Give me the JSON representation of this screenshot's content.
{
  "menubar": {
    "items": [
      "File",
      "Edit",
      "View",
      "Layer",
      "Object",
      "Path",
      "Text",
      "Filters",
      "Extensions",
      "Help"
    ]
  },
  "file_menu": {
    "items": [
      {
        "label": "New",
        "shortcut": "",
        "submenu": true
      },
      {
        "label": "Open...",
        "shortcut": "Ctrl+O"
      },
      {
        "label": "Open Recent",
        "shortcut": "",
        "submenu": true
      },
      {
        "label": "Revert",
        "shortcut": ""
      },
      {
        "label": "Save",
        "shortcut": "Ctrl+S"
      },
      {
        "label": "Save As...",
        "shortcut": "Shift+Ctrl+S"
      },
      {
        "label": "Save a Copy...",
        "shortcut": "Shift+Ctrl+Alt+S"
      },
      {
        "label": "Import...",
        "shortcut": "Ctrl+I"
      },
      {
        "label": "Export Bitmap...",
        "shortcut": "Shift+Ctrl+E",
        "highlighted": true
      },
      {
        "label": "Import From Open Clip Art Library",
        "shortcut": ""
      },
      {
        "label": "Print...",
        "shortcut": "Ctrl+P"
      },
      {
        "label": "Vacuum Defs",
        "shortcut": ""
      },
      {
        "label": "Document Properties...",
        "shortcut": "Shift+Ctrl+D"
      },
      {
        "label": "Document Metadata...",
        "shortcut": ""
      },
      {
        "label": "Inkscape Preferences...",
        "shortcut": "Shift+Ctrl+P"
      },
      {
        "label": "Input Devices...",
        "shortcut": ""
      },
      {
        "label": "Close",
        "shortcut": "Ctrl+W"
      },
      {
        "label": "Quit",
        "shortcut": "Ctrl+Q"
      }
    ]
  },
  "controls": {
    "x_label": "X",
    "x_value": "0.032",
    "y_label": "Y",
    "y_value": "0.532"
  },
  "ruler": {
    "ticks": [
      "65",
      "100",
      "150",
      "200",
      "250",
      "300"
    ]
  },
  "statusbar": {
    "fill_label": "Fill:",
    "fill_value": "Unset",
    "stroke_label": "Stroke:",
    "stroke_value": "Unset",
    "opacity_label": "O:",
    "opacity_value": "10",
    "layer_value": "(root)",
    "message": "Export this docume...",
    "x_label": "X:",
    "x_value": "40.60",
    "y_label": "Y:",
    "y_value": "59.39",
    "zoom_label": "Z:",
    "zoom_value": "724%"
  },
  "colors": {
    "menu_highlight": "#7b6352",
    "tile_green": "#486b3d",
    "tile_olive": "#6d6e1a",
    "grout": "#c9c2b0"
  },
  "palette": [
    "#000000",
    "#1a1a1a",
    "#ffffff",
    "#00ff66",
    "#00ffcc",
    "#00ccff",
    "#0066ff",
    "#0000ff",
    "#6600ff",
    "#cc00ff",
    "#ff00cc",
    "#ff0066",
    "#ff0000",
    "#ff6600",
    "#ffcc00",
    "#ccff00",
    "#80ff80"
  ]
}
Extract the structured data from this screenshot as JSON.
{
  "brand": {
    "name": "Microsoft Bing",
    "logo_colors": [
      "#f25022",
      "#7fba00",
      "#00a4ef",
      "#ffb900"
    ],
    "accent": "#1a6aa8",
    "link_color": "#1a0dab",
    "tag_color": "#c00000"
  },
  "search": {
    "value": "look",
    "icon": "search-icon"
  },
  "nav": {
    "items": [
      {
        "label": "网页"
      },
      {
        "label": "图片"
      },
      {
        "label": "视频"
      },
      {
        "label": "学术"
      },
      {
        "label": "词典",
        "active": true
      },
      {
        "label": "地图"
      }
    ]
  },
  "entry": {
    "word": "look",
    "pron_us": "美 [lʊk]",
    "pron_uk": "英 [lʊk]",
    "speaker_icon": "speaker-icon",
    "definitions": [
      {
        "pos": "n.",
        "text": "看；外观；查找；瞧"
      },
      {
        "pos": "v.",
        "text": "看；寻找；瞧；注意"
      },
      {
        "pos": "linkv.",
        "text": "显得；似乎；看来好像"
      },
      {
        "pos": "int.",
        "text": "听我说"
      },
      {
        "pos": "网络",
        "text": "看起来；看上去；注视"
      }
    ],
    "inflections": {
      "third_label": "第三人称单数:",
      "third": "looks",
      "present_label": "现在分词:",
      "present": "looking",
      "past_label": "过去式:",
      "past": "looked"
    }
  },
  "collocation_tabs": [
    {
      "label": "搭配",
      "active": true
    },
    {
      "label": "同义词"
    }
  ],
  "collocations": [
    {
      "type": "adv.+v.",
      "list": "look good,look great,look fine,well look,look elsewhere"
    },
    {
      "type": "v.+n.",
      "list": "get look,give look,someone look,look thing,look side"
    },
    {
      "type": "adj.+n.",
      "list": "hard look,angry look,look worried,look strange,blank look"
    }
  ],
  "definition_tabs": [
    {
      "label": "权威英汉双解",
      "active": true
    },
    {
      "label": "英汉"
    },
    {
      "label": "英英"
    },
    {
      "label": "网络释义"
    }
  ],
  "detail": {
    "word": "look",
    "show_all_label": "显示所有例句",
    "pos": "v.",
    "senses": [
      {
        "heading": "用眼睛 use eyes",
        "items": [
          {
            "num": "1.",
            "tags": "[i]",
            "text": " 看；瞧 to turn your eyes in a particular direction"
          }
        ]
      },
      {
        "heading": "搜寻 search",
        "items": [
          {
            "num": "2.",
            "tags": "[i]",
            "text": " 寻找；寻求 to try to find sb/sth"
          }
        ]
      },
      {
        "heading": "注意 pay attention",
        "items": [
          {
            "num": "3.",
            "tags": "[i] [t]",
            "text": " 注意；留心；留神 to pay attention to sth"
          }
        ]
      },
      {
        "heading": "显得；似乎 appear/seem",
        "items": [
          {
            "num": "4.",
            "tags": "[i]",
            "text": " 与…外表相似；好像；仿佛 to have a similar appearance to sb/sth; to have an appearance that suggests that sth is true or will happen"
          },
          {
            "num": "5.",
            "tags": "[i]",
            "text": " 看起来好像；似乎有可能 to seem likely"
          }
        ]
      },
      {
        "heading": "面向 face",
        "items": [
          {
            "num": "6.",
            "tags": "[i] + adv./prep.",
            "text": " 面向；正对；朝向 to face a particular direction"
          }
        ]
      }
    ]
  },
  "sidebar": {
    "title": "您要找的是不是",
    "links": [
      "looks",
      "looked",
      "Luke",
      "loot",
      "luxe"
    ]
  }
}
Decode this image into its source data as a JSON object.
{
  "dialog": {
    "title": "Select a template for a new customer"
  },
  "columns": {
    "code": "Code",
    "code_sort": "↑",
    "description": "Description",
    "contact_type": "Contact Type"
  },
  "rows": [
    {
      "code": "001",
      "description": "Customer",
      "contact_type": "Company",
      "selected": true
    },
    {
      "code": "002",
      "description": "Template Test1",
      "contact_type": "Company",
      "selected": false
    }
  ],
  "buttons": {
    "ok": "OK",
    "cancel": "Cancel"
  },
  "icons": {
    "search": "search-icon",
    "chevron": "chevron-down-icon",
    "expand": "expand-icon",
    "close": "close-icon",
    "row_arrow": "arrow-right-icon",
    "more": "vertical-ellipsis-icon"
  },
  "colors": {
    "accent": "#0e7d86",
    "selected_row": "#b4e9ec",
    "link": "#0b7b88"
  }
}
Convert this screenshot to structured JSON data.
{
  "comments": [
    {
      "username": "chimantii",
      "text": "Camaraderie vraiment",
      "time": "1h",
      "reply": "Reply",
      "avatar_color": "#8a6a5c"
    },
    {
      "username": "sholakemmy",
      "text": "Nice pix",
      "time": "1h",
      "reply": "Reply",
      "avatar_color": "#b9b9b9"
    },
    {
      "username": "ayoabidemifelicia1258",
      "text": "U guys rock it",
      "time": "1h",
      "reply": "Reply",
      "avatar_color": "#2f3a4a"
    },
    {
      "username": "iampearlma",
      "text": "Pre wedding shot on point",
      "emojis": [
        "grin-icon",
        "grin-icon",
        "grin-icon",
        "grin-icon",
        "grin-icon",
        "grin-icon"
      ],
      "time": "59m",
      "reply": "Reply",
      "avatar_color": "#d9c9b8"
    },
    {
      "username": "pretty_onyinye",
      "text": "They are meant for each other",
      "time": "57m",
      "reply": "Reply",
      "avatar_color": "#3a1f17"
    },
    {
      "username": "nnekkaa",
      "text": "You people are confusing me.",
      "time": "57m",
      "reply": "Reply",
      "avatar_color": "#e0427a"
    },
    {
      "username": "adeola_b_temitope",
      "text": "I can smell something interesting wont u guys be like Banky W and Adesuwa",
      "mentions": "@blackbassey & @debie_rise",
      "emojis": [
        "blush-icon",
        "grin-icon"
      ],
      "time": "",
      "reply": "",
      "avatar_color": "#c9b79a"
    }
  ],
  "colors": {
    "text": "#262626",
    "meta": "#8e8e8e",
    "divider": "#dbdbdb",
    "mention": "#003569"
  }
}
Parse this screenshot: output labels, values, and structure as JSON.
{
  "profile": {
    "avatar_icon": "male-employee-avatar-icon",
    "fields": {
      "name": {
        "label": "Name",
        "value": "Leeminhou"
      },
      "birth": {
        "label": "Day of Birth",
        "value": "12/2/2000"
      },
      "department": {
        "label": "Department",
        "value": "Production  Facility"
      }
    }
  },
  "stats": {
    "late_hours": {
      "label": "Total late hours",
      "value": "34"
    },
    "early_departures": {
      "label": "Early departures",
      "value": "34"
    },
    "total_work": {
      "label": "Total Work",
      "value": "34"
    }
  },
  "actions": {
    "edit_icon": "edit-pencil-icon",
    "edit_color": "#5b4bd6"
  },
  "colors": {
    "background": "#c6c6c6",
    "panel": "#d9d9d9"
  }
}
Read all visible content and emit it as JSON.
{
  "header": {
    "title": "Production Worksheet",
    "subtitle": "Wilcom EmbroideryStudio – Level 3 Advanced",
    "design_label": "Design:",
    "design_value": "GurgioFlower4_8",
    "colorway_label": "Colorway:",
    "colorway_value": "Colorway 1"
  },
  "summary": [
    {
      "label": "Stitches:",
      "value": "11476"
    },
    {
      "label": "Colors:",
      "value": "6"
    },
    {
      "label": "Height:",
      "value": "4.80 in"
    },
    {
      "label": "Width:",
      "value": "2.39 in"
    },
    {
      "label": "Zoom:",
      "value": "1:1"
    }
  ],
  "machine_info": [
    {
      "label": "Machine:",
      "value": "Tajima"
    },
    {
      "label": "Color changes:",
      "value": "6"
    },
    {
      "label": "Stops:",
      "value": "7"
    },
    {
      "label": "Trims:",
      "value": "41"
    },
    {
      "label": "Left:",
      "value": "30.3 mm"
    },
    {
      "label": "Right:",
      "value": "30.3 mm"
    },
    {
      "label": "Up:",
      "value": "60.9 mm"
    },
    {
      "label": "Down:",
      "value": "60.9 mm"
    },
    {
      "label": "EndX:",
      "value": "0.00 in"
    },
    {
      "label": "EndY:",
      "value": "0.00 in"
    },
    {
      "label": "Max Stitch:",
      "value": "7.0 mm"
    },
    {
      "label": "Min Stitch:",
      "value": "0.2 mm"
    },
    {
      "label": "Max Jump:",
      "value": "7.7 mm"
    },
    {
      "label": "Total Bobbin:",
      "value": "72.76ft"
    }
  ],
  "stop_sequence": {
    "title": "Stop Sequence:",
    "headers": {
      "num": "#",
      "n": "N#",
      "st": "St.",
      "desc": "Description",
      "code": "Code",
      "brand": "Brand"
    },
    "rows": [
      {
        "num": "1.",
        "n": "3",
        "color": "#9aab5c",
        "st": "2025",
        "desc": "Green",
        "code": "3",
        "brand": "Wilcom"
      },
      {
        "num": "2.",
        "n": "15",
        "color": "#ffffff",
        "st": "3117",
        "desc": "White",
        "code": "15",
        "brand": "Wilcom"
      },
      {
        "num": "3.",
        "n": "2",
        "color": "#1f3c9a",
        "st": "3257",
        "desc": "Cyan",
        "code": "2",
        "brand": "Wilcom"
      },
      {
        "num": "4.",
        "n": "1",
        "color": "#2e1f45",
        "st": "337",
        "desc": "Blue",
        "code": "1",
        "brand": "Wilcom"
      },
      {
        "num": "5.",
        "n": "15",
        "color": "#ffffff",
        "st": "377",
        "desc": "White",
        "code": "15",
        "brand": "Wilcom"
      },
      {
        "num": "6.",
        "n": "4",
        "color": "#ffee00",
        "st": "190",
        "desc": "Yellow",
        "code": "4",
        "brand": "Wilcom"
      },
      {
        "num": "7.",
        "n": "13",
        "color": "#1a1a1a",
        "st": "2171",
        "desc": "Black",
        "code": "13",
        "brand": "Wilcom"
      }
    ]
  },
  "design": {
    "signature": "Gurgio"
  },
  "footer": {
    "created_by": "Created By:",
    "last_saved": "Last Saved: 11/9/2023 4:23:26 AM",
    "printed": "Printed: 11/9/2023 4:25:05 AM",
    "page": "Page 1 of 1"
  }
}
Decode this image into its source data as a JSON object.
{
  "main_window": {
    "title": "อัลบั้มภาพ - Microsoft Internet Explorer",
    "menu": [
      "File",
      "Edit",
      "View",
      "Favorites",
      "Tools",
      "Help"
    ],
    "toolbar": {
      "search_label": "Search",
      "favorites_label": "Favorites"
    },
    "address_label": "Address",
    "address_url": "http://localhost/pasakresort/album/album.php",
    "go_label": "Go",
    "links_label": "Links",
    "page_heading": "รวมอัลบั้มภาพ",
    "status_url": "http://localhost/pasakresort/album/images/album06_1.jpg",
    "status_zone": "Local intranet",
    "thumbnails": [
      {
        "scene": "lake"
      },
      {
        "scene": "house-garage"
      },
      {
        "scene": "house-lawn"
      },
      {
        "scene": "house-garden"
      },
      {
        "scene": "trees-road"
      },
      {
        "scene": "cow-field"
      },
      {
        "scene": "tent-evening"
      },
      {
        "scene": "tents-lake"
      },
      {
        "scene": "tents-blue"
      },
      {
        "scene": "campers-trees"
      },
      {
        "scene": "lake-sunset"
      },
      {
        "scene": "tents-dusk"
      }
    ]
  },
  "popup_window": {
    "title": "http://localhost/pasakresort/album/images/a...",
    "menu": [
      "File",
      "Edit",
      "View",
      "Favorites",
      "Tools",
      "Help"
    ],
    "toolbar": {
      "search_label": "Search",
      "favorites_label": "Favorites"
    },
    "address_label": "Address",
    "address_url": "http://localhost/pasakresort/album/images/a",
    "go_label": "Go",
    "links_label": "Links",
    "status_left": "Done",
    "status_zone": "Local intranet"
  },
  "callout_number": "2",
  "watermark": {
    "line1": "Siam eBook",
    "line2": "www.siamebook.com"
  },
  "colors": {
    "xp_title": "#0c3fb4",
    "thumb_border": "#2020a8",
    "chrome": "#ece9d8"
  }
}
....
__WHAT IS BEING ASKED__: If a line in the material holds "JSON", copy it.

__TASK ANSWER__:
Give me the JSON representation of this screenshot's content.
Extract the structured data from this screenshot as JSON.
Decode this image into its source data as a JSON object.
Convert this screenshot to structured JSON data.
Parse this screenshot: output labels, values, and structure as JSON.
Read all visible content and emit it as JSON.
Decode this image into its source data as a JSON object.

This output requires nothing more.